This year’s annual battlefield stomp was a success. My friends Jerry, Richard & and I logged in over 1000 miles, most of it touring Virginia. We decided a back door route. Down highway 81from Harrisburg Pa. through the Shenandoah Valley, east to Appomattox. Day two we would push due east following the route of Lee's armys retreat. That way we could return via I95 catching whatever battlefields we had time for.
Day 1- Williamsport, Maryland, Falling water, West Virginia, Appomattox, Virginia.
Day 2- Appomattox, Sailors Creek, Petersburg Virginia.
Day 3- Richmond, Fredericksburg- Home

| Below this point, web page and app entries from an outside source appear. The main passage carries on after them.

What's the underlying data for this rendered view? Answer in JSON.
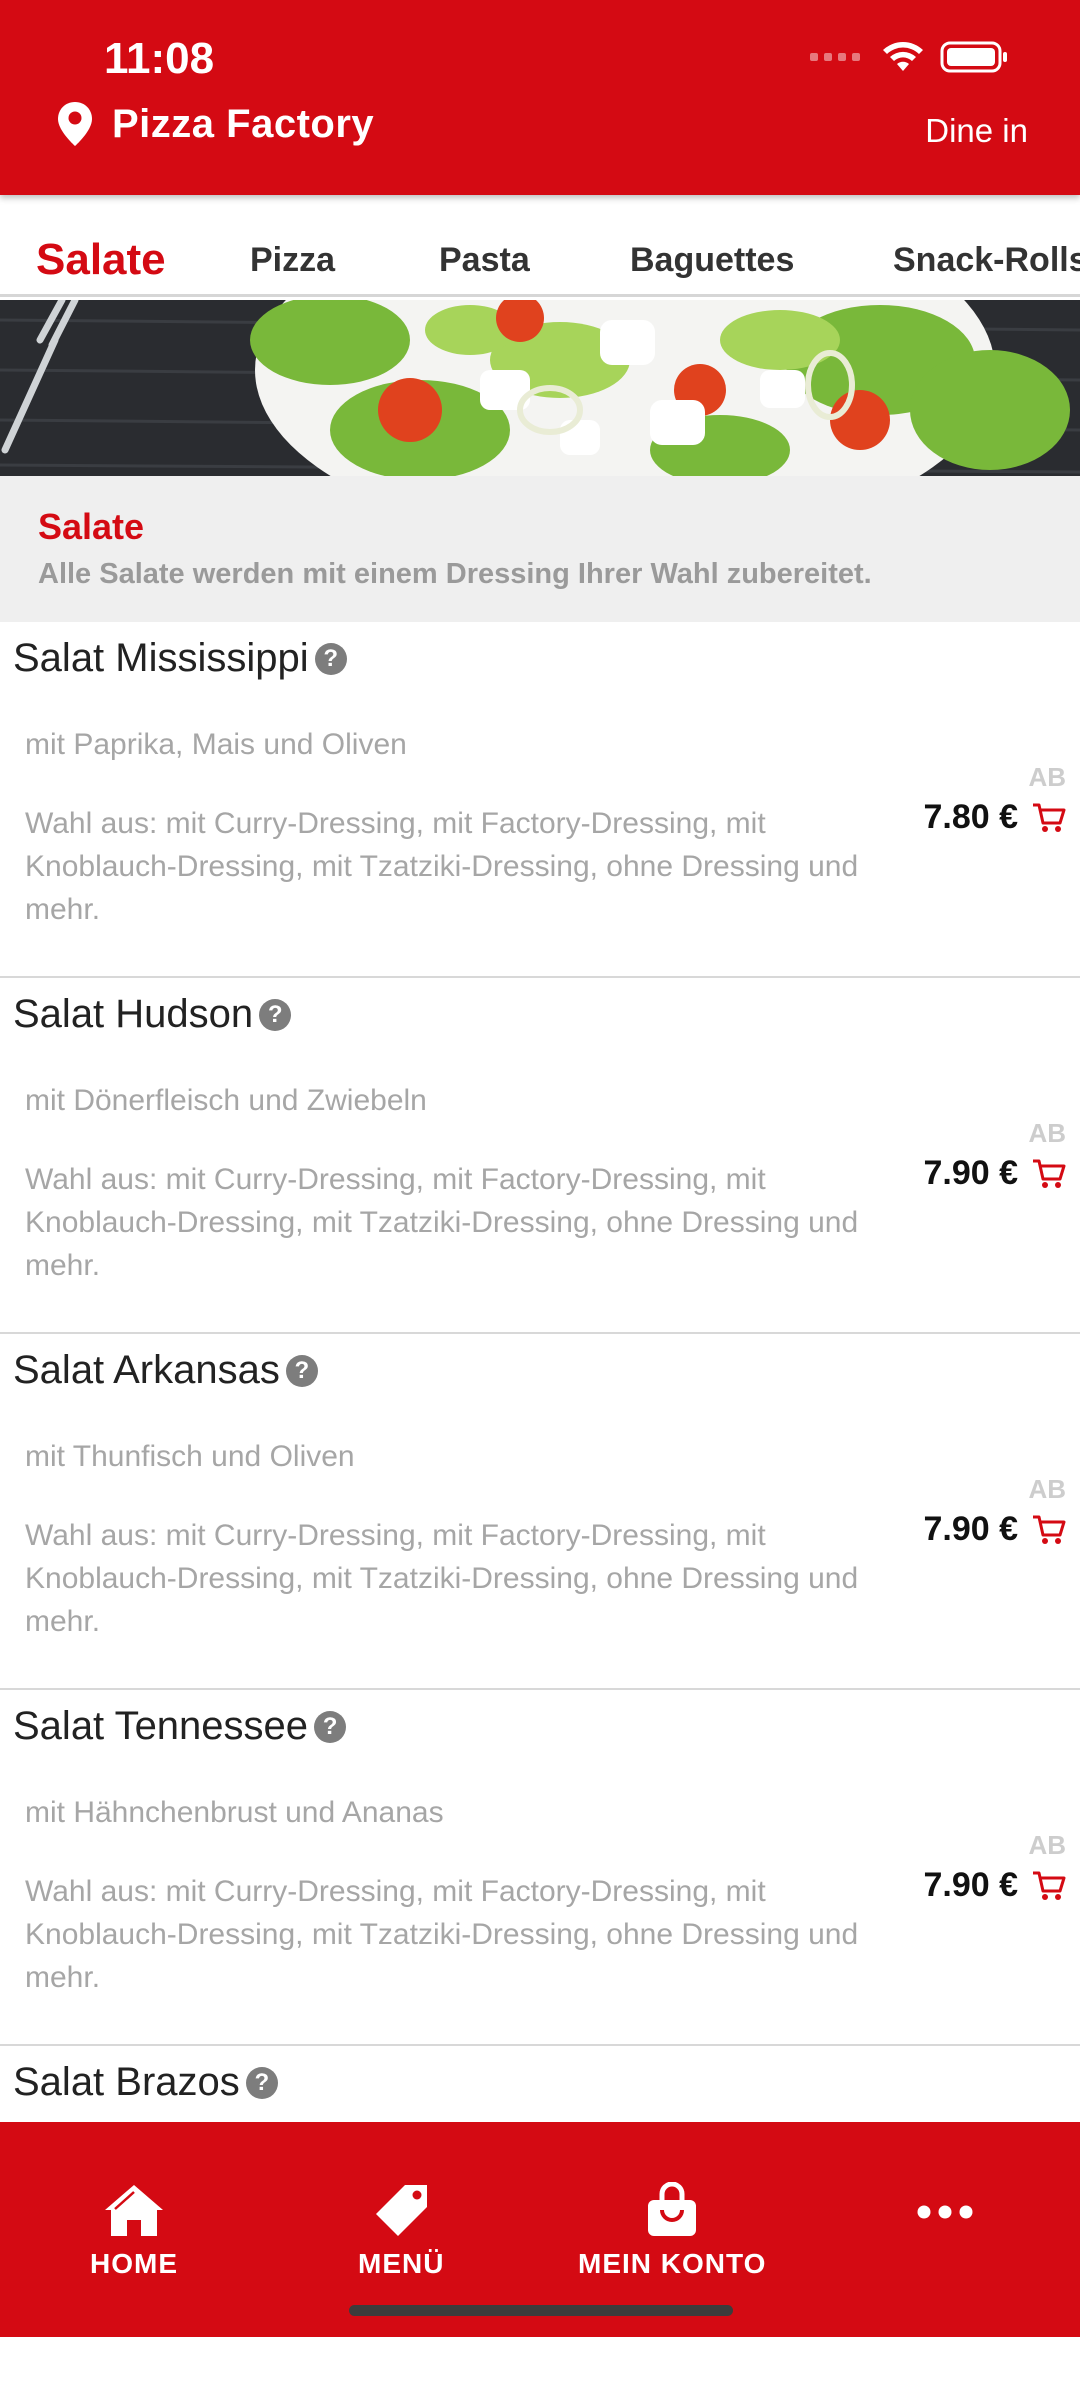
{
  "status_bar": {
    "time": "11:08"
  },
  "header": {
    "restaurant_name": "Pizza Factory",
    "order_mode": "Dine in"
  },
  "tabs": [
    {
      "label": "Salate",
      "active": true
    },
    {
      "label": "Pizza",
      "active": false
    },
    {
      "label": "Pasta",
      "active": false
    },
    {
      "label": "Baguettes",
      "active": false
    },
    {
      "label": "Snack-Rolls",
      "active": false
    }
  ],
  "section": {
    "title": "Salate",
    "subtitle": "Alle Salate werden mit einem Dressing Ihrer Wahl zubereitet."
  },
  "products": [
    {
      "name": "Salat Mississippi",
      "description": "mit Paprika, Mais und Oliven",
      "choice": "Wahl aus: mit Curry-Dressing, mit Factory-Dressing, mit Knoblauch-Dressing, mit Tzatziki-Dressing, ohne Dressing und mehr.",
      "price_prefix": "AB",
      "price": "7.80 €"
    },
    {
      "name": "Salat Hudson",
      "description": "mit Dönerfleisch und Zwiebeln",
      "choice": "Wahl aus: mit Curry-Dressing, mit Factory-Dressing, mit Knoblauch-Dressing, mit Tzatziki-Dressing, ohne Dressing und mehr.",
      "price_prefix": "AB",
      "price": "7.90 €"
    },
    {
      "name": "Salat Arkansas",
      "description": "mit Thunfisch und Oliven",
      "choice": "Wahl aus: mit Curry-Dressing, mit Factory-Dressing, mit Knoblauch-Dressing, mit Tzatziki-Dressing, ohne Dressing und mehr.",
      "price_prefix": "AB",
      "price": "7.90 €"
    },
    {
      "name": "Salat Tennessee",
      "description": "mit Hähnchenbrust und Ananas",
      "choice": "Wahl aus: mit Curry-Dressing, mit Factory-Dressing, mit Knoblauch-Dressing, mit Tzatziki-Dressing, ohne Dressing und mehr.",
      "price_prefix": "AB",
      "price": "7.90 €"
    },
    {
      "name": "Salat Brazos"
    }
  ],
  "bottom_nav": [
    {
      "label": "HOME",
      "icon": "home-icon"
    },
    {
      "label": "MENÜ",
      "icon": "tag-icon"
    },
    {
      "label": "MEIN KONTO",
      "icon": "shopping-bag-icon"
    },
    {
      "label": "",
      "icon": "more-icon"
    }
  ],
  "colors": {
    "brand_red": "#d40a13",
    "section_bg": "#efefef",
    "muted_text": "#a6a6a6"
  }
}
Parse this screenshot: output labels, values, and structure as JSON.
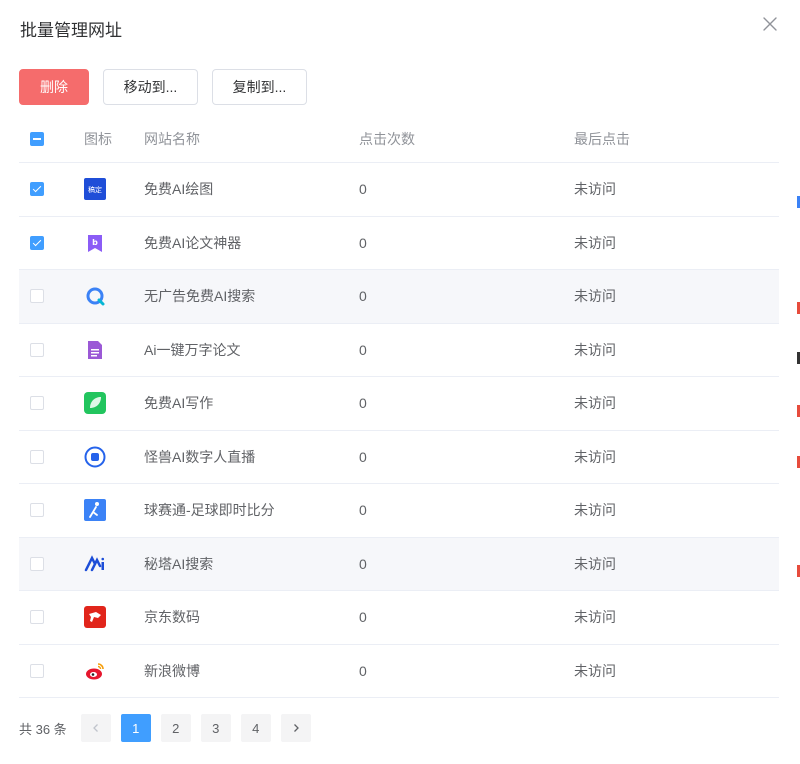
{
  "dialog": {
    "title": "批量管理网址"
  },
  "toolbar": {
    "delete_label": "删除",
    "move_label": "移动到...",
    "copy_label": "复制到..."
  },
  "table": {
    "headers": {
      "icon": "图标",
      "name": "网站名称",
      "clicks": "点击次数",
      "last": "最后点击"
    },
    "rows": [
      {
        "icon": "gaoding-logo-icon",
        "name": "免费AI绘图",
        "clicks": "0",
        "last": "未访问",
        "checked": true
      },
      {
        "icon": "bookmark-b-icon",
        "name": "免费AI论文神器",
        "clicks": "0",
        "last": "未访问",
        "checked": true
      },
      {
        "icon": "search-refresh-icon",
        "name": "无广告免费AI搜索",
        "clicks": "0",
        "last": "未访问",
        "checked": false
      },
      {
        "icon": "document-icon",
        "name": "Ai一键万字论文",
        "clicks": "0",
        "last": "未访问",
        "checked": false
      },
      {
        "icon": "leaf-icon",
        "name": "免费AI写作",
        "clicks": "0",
        "last": "未访问",
        "checked": false
      },
      {
        "icon": "robot-circle-icon",
        "name": "怪兽AI数字人直播",
        "clicks": "0",
        "last": "未访问",
        "checked": false
      },
      {
        "icon": "soccer-player-icon",
        "name": "球赛通-足球即时比分",
        "clicks": "0",
        "last": "未访问",
        "checked": false
      },
      {
        "icon": "metaso-logo-icon",
        "name": "秘塔AI搜索",
        "clicks": "0",
        "last": "未访问",
        "checked": false
      },
      {
        "icon": "jd-dog-icon",
        "name": "京东数码",
        "clicks": "0",
        "last": "未访问",
        "checked": false
      },
      {
        "icon": "weibo-icon",
        "name": "新浪微博",
        "clicks": "0",
        "last": "未访问",
        "checked": false
      }
    ]
  },
  "pagination": {
    "total": "共 36 条",
    "pages": [
      "1",
      "2",
      "3",
      "4"
    ],
    "current": "1"
  },
  "colors": {
    "primary": "#409eff",
    "danger": "#f56c6c",
    "stripe": "#f6f7fa"
  }
}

This blog entry deals with the part of our visit to Appomattox. As usual the NPS is doing a great job of conservation & education. Keeping our national heritage alive for us 21-century neophytes. All the park rangers that we met and spoke with were fantastic & eager to share knowledge with us. I was shooting with my Holga pinhole & a Holga N120. The weather was humid. The sun was braking in & out of heavy drizzly clouds. So my average exposure times for the pinhole camera was about 10 seconds +. For bright sun I find that about 9 seconds is the norm. I shot mostly Tri-X & T-Max 400 speed film.
When it came time to develop my Holga N120 film, I found the negatives way over exposed. I went through my darkroom processes and found my pinhole negatives looked normal. Then a day later I was thinking about it & noticed that some over exposed images showed signs of camera movement. With this clue in mind I checked the camera, and sure enough it was still set on bulb. The shutter was staying open as long as I held it down. I must have forgot to reset it after shooting the Ebenezer project. So much for the pre-shoot check list.
All in all we were quite impressed with Appomattox. The McLean house and parlor were just as I've pictured it. But I found the most meaningful area along the Richmond- Lynchburg stage road. It was along this road that one of the finial acts of the American Civil War was played out.
As usual our old friend Joshua Chamberlain was not only present, but presided over the surrender of arms. He put into words the historic moment.
“On they come, with the old swinging route step and swaying battle flags. In the van, the proud Confederate ensign. Before us in proud humiliation stood the embodiment of manhood; men whom neither toils and sufferings, nor the fact of death… could bend from their resolve; standing before us now, thin, worn, and famished, but erect, and with eyes looking level into ours, walking memories that bound us together as no other bond; was not such man-hood to be welcomed back into the Union so tested and assured? On our part not a sound of trumpet more, nor roll of drum; not a cheer, nor word, nor whisper or vain glorying nor motion of man… but an awed stillness rather, and breath-holding, as if it were the passing of the dead!”
|View of the back of the Court House. This image was taken with a Holga Pin Hole Panorama camera. Kodak T-Max 400 with about 10+ seconds exposure.|
|McLean house photographed with a Holga pin hole panorama camera. 10+ second exposure.|
|The yard of the Peer's house. Holga N120 image. One of the last artillery positions of the war. The Richmond Howitzers.|
|View looking west along the Richmond-Lynchburg stage couch road. It was along this fence line that Lees's army lay down there arms.|
|View looking east along the Richmond-Lynchburg stage couch road. It was along this fence line that Lee's army lay down there arms. In the distace along modern route 24 is Lee's head quarters site.|
|In the center is the place where under an apple tree Lee & Grant meet after signing the terms of surrender.|